TASK: Please reproduce the data exactly, excluding any pictures it contains.

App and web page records
□ □ □ □ □ □ □
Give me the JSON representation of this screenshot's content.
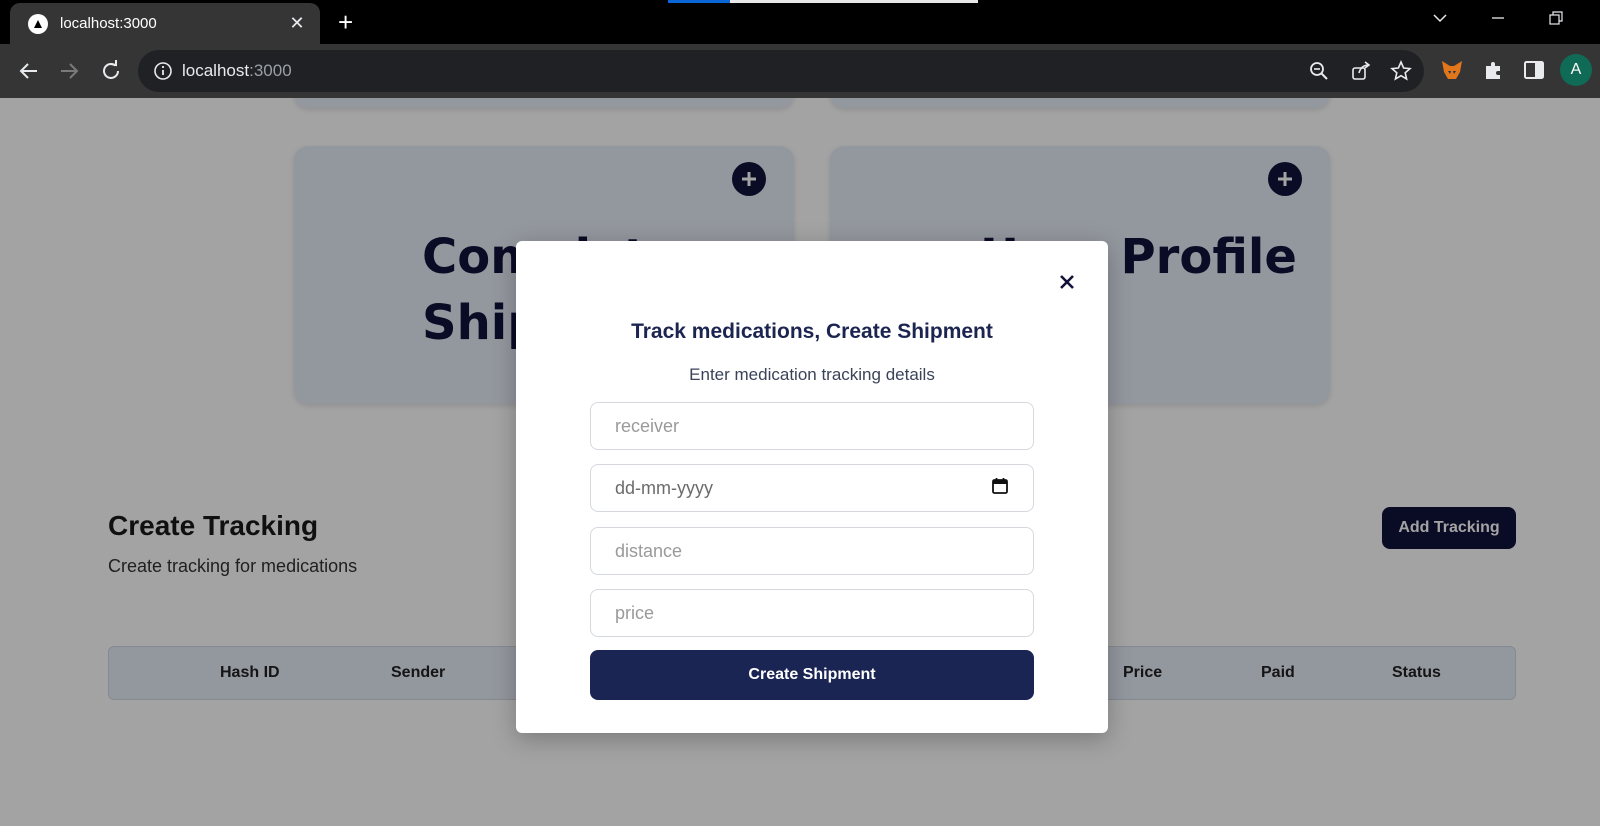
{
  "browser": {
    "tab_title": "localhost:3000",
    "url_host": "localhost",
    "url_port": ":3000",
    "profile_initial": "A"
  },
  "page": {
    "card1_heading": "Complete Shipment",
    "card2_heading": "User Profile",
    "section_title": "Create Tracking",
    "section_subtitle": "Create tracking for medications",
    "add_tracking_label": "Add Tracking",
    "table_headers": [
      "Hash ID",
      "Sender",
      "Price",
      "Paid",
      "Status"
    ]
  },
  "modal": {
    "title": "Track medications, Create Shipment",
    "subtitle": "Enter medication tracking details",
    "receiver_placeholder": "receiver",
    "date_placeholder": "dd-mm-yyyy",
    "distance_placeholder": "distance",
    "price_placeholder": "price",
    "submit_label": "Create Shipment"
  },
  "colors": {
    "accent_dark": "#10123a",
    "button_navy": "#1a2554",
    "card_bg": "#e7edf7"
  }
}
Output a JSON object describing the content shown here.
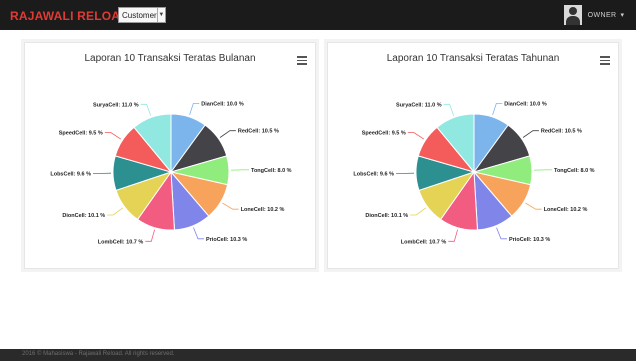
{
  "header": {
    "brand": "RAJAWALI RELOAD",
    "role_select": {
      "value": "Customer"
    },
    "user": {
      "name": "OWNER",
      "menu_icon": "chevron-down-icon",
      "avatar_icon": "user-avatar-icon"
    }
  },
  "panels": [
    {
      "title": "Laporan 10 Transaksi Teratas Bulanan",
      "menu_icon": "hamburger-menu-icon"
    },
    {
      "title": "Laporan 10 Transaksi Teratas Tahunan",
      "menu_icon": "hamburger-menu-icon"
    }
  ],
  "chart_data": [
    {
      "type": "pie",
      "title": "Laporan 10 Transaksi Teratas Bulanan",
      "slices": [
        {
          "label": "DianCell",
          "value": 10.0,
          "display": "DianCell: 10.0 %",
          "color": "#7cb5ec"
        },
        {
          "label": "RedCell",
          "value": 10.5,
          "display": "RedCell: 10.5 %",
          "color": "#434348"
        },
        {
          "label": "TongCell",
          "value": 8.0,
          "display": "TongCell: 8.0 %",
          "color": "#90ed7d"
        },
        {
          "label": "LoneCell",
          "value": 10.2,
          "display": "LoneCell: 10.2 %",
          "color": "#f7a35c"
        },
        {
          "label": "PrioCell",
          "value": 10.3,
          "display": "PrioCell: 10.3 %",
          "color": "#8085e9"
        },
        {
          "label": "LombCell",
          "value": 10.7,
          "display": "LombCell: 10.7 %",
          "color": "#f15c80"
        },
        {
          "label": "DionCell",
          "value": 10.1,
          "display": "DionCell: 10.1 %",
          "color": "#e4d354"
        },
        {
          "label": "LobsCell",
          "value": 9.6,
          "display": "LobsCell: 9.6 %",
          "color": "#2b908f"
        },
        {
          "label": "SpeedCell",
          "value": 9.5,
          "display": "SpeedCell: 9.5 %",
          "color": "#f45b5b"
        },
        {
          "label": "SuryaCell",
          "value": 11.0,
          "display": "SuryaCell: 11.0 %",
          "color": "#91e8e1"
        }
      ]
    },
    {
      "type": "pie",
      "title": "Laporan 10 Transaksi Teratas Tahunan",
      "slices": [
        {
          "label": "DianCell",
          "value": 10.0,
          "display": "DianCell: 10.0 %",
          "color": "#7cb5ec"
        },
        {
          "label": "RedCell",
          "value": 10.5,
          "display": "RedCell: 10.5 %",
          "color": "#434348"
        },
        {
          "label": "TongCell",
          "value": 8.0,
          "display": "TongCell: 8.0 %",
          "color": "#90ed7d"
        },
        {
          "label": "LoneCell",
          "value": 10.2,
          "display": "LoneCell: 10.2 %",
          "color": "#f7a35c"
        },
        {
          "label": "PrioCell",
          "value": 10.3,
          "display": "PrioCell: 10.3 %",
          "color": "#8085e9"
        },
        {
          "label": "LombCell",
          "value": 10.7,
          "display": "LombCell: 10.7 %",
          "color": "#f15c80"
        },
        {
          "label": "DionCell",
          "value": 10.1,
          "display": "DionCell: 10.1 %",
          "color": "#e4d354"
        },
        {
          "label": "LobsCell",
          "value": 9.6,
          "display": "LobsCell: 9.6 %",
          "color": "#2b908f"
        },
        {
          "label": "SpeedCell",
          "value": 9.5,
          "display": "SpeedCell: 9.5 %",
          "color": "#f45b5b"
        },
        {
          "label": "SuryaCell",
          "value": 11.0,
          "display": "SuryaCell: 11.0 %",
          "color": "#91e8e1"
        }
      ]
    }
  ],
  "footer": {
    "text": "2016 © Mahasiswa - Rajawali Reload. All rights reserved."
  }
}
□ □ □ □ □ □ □
RESPONSE TO THE EXERCISE:
Give me the JSON representation of this screenshot's content.
{
  "browser": {
    "tab_title": "localhost:3000",
    "url_host": "localhost",
    "url_port": ":3000",
    "profile_initial": "A"
  },
  "page": {
    "card1_heading": "Complete Shipment",
    "card2_heading": "User Profile",
    "section_title": "Create Tracking",
    "section_subtitle": "Create tracking for medications",
    "add_tracking_label": "Add Tracking",
    "table_headers": [
      "Hash ID",
      "Sender",
      "Price",
      "Paid",
      "Status"
    ]
  },
  "modal": {
    "title": "Track medications, Create Shipment",
    "subtitle": "Enter medication tracking details",
    "receiver_placeholder": "receiver",
    "date_placeholder": "dd-mm-yyyy",
    "distance_placeholder": "distance",
    "price_placeholder": "price",
    "submit_label": "Create Shipment"
  },
  "colors": {
    "accent_dark": "#10123a",
    "button_navy": "#1a2554",
    "card_bg": "#e7edf7"
  }
}
Output a JSON object describing the content shown here.
{
  "header": {
    "brand": "RAJAWALI RELOAD",
    "role_select": {
      "value": "Customer"
    },
    "user": {
      "name": "OWNER",
      "menu_icon": "chevron-down-icon",
      "avatar_icon": "user-avatar-icon"
    }
  },
  "panels": [
    {
      "title": "Laporan 10 Transaksi Teratas Bulanan",
      "menu_icon": "hamburger-menu-icon"
    },
    {
      "title": "Laporan 10 Transaksi Teratas Tahunan",
      "menu_icon": "hamburger-menu-icon"
    }
  ],
  "chart_data": [
    {
      "type": "pie",
      "title": "Laporan 10 Transaksi Teratas Bulanan",
      "slices": [
        {
          "label": "DianCell",
          "value": 10.0,
          "display": "DianCell: 10.0 %",
          "color": "#7cb5ec"
        },
        {
          "label": "RedCell",
          "value": 10.5,
          "display": "RedCell: 10.5 %",
          "color": "#434348"
        },
        {
          "label": "TongCell",
          "value": 8.0,
          "display": "TongCell: 8.0 %",
          "color": "#90ed7d"
        },
        {
          "label": "LoneCell",
          "value": 10.2,
          "display": "LoneCell: 10.2 %",
          "color": "#f7a35c"
        },
        {
          "label": "PrioCell",
          "value": 10.3,
          "display": "PrioCell: 10.3 %",
          "color": "#8085e9"
        },
        {
          "label": "LombCell",
          "value": 10.7,
          "display": "LombCell: 10.7 %",
          "color": "#f15c80"
        },
        {
          "label": "DionCell",
          "value": 10.1,
          "display": "DionCell: 10.1 %",
          "color": "#e4d354"
        },
        {
          "label": "LobsCell",
          "value": 9.6,
          "display": "LobsCell: 9.6 %",
          "color": "#2b908f"
        },
        {
          "label": "SpeedCell",
          "value": 9.5,
          "display": "SpeedCell: 9.5 %",
          "color": "#f45b5b"
        },
        {
          "label": "SuryaCell",
          "value": 11.0,
          "display": "SuryaCell: 11.0 %",
          "color": "#91e8e1"
        }
      ]
    },
    {
      "type": "pie",
      "title": "Laporan 10 Transaksi Teratas Tahunan",
      "slices": [
        {
          "label": "DianCell",
          "value": 10.0,
          "display": "DianCell: 10.0 %",
          "color": "#7cb5ec"
        },
        {
          "label": "RedCell",
          "value": 10.5,
          "display": "RedCell: 10.5 %",
          "color": "#434348"
        },
        {
          "label": "TongCell",
          "value": 8.0,
          "display": "TongCell: 8.0 %",
          "color": "#90ed7d"
        },
        {
          "label": "LoneCell",
          "value": 10.2,
          "display": "LoneCell: 10.2 %",
          "color": "#f7a35c"
        },
        {
          "label": "PrioCell",
          "value": 10.3,
          "display": "PrioCell: 10.3 %",
          "color": "#8085e9"
        },
        {
          "label": "LombCell",
          "value": 10.7,
          "display": "LombCell: 10.7 %",
          "color": "#f15c80"
        },
        {
          "label": "DionCell",
          "value": 10.1,
          "display": "DionCell: 10.1 %",
          "color": "#e4d354"
        },
        {
          "label": "LobsCell",
          "value": 9.6,
          "display": "LobsCell: 9.6 %",
          "color": "#2b908f"
        },
        {
          "label": "SpeedCell",
          "value": 9.5,
          "display": "SpeedCell: 9.5 %",
          "color": "#f45b5b"
        },
        {
          "label": "SuryaCell",
          "value": 11.0,
          "display": "SuryaCell: 11.0 %",
          "color": "#91e8e1"
        }
      ]
    }
  ],
  "footer": {
    "text": "2016 © Mahasiswa - Rajawali Reload. All rights reserved."
  }
}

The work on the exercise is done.